◆ Items from an interface collection

========================

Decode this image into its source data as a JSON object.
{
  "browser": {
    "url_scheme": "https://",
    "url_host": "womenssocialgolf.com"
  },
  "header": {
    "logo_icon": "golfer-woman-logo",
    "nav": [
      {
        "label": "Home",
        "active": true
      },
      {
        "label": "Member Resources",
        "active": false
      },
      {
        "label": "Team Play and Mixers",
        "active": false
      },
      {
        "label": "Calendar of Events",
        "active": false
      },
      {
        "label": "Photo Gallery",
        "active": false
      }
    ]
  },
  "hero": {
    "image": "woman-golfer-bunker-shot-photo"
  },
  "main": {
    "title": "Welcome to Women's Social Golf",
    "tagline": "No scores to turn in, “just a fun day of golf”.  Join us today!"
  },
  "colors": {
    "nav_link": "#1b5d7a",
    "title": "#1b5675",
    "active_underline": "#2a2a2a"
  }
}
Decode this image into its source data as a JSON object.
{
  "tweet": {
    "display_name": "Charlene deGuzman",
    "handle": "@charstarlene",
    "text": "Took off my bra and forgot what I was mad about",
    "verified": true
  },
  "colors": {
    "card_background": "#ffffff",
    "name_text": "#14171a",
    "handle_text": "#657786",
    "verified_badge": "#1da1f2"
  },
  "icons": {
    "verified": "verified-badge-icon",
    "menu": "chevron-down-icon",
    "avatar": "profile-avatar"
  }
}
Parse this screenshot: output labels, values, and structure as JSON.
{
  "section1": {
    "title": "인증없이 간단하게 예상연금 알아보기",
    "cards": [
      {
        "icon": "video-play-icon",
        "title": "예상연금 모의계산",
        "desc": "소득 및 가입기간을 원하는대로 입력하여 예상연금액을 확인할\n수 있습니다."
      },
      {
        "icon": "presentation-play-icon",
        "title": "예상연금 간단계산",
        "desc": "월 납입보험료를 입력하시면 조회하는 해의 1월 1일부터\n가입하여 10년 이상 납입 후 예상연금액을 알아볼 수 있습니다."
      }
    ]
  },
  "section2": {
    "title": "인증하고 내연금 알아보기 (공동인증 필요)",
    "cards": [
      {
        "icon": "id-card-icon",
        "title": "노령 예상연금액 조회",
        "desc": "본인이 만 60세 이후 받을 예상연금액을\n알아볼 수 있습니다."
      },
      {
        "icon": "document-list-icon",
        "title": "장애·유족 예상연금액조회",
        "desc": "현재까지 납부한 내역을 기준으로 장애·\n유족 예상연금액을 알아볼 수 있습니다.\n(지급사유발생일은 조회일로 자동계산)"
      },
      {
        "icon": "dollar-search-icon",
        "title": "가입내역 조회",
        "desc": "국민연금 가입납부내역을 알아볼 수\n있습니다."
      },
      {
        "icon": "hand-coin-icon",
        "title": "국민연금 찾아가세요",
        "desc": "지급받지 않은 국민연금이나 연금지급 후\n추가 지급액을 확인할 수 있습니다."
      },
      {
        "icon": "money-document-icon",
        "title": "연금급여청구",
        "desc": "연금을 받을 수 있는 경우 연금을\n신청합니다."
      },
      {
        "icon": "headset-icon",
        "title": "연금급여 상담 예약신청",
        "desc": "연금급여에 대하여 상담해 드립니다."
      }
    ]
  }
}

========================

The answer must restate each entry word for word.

Decode this image into its source data as a JSON object.
{
  "browser": {
    "url_scheme": "https://",
    "url_host": "womenssocialgolf.com"
  },
  "header": {
    "logo_icon": "golfer-woman-logo",
    "nav": [
      {
        "label": "Home",
        "active": true
      },
      {
        "label": "Member Resources",
        "active": false
      },
      {
        "label": "Team Play and Mixers",
        "active": false
      },
      {
        "label": "Calendar of Events",
        "active": false
      },
      {
        "label": "Photo Gallery",
        "active": false
      }
    ]
  },
  "hero": {
    "image": "woman-golfer-bunker-shot-photo"
  },
  "main": {
    "title": "Welcome to Women's Social Golf",
    "tagline": "No scores to turn in, “just a fun day of golf”.  Join us today!"
  },
  "colors": {
    "nav_link": "#1b5d7a",
    "title": "#1b5675",
    "active_underline": "#2a2a2a"
  }
}
Decode this image into its source data as a JSON object.
{
  "tweet": {
    "display_name": "Charlene deGuzman",
    "handle": "@charstarlene",
    "text": "Took off my bra and forgot what I was mad about",
    "verified": true
  },
  "colors": {
    "card_background": "#ffffff",
    "name_text": "#14171a",
    "handle_text": "#657786",
    "verified_badge": "#1da1f2"
  },
  "icons": {
    "verified": "verified-badge-icon",
    "menu": "chevron-down-icon",
    "avatar": "profile-avatar"
  }
}
Parse this screenshot: output labels, values, and structure as JSON.
{
  "section1": {
    "title": "인증없이 간단하게 예상연금 알아보기",
    "cards": [
      {
        "icon": "video-play-icon",
        "title": "예상연금 모의계산",
        "desc": "소득 및 가입기간을 원하는대로 입력하여 예상연금액을 확인할\n수 있습니다."
      },
      {
        "icon": "presentation-play-icon",
        "title": "예상연금 간단계산",
        "desc": "월 납입보험료를 입력하시면 조회하는 해의 1월 1일부터\n가입하여 10년 이상 납입 후 예상연금액을 알아볼 수 있습니다."
      }
    ]
  },
  "section2": {
    "title": "인증하고 내연금 알아보기 (공동인증 필요)",
    "cards": [
      {
        "icon": "id-card-icon",
        "title": "노령 예상연금액 조회",
        "desc": "본인이 만 60세 이후 받을 예상연금액을\n알아볼 수 있습니다."
      },
      {
        "icon": "document-list-icon",
        "title": "장애·유족 예상연금액조회",
        "desc": "현재까지 납부한 내역을 기준으로 장애·\n유족 예상연금액을 알아볼 수 있습니다.\n(지급사유발생일은 조회일로 자동계산)"
      },
      {
        "icon": "dollar-search-icon",
        "title": "가입내역 조회",
        "desc": "국민연금 가입납부내역을 알아볼 수\n있습니다."
      },
      {
        "icon": "hand-coin-icon",
        "title": "국민연금 찾아가세요",
        "desc": "지급받지 않은 국민연금이나 연금지급 후\n추가 지급액을 확인할 수 있습니다."
      },
      {
        "icon": "money-document-icon",
        "title": "연금급여청구",
        "desc": "연금을 받을 수 있는 경우 연금을\n신청합니다."
      },
      {
        "icon": "headset-icon",
        "title": "연금급여 상담 예약신청",
        "desc": "연금급여에 대하여 상담해 드립니다."
      }
    ]
  }
}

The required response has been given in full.